┏━━

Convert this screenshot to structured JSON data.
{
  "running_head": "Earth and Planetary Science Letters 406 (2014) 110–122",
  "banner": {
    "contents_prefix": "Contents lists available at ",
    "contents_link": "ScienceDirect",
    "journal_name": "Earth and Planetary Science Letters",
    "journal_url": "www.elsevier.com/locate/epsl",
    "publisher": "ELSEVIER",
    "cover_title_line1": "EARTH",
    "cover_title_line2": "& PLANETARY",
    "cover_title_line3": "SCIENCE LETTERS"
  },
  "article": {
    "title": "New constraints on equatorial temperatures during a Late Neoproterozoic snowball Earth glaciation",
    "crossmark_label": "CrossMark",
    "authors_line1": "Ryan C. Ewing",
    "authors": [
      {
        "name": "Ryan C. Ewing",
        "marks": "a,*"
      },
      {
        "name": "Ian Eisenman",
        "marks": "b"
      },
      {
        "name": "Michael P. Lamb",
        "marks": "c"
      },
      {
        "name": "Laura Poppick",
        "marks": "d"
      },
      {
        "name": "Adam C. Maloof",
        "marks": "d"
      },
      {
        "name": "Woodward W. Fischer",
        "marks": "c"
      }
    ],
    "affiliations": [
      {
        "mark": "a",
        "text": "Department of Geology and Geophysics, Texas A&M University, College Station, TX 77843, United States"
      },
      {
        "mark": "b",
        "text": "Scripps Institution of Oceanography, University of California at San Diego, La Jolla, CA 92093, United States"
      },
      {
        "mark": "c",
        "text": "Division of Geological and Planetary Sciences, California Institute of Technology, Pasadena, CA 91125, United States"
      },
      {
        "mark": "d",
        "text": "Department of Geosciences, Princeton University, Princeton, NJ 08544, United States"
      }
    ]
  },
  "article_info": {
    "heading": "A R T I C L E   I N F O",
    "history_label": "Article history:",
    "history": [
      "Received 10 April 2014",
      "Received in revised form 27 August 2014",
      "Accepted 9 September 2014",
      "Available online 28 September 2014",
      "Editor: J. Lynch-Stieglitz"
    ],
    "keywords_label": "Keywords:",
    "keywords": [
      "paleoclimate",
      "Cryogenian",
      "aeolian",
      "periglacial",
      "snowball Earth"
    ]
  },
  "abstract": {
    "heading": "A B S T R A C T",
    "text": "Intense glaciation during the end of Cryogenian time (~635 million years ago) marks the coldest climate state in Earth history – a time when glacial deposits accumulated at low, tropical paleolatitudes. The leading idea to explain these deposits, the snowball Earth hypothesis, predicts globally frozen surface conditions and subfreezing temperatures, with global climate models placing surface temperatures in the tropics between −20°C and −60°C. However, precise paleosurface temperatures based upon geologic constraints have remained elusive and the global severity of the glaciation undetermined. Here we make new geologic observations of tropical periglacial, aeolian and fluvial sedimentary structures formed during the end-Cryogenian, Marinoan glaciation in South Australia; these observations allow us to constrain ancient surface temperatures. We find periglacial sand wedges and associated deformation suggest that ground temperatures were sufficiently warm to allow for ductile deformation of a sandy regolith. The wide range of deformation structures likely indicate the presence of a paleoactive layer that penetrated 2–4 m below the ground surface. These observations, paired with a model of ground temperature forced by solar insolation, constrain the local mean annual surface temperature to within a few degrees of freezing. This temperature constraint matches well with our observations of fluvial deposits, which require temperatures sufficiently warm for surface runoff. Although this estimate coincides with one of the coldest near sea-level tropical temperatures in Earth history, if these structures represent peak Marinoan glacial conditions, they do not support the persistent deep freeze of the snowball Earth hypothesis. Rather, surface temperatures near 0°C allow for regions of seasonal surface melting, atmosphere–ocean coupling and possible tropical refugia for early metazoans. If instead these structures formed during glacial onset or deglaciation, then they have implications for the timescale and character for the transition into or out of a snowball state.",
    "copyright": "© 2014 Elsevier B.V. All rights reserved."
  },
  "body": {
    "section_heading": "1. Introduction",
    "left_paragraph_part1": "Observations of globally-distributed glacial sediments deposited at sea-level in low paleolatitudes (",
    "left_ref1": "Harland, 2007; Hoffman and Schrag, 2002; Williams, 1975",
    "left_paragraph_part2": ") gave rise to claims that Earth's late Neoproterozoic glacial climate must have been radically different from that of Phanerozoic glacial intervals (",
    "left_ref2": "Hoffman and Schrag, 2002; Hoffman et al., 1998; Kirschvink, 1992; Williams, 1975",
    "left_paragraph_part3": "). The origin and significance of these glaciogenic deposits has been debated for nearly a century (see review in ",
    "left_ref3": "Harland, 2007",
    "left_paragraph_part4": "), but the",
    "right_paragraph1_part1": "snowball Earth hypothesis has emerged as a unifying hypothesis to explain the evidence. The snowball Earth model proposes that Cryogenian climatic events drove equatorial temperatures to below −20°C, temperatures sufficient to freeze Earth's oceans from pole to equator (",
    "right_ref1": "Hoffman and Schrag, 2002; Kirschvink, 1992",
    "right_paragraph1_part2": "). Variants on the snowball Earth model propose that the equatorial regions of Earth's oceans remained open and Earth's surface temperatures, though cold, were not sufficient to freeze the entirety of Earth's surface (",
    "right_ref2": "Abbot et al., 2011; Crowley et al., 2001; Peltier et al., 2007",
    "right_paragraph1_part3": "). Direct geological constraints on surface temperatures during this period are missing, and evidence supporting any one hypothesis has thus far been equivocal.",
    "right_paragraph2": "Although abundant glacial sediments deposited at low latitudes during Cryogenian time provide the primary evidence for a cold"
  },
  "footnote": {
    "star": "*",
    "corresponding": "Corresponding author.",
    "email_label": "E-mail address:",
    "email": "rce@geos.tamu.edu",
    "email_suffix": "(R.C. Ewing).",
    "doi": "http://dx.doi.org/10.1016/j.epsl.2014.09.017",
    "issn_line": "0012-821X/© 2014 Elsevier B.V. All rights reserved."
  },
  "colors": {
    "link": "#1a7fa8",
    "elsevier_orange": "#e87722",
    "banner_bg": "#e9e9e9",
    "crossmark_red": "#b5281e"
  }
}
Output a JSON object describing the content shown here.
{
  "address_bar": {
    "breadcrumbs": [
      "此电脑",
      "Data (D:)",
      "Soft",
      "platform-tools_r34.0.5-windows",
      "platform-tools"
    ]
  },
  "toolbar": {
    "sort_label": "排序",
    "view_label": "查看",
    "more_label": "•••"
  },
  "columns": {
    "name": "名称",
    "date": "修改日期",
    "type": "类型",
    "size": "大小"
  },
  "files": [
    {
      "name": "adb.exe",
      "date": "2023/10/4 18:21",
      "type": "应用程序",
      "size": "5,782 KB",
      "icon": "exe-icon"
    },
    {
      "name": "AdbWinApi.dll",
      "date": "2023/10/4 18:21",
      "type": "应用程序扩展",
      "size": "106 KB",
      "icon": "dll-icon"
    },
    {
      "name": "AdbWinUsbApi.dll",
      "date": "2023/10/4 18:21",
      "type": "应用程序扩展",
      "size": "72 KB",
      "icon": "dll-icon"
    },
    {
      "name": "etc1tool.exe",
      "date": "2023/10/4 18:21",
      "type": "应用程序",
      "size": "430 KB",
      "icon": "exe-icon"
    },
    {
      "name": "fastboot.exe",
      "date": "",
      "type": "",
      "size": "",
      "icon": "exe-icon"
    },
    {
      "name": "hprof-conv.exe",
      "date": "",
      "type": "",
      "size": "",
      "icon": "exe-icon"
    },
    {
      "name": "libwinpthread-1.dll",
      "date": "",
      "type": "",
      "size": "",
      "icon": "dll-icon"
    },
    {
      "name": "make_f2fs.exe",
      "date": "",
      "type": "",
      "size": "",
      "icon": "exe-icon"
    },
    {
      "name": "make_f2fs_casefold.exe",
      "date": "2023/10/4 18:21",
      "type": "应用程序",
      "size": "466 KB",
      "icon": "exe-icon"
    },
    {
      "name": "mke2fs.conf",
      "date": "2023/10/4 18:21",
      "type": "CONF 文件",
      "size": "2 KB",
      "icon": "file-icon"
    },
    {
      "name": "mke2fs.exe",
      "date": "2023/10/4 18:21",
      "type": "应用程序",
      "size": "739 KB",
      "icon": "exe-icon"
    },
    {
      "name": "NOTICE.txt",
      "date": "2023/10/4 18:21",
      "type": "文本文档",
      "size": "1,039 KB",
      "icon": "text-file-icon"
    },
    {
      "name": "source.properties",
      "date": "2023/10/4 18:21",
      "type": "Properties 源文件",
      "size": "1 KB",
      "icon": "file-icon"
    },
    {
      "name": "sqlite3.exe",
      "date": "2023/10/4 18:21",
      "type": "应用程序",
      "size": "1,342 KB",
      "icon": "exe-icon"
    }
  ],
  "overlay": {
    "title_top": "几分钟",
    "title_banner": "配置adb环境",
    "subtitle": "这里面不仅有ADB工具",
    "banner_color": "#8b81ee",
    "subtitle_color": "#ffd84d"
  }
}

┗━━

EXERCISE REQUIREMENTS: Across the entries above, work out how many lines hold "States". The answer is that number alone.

EXERCISE OUTPUT: 4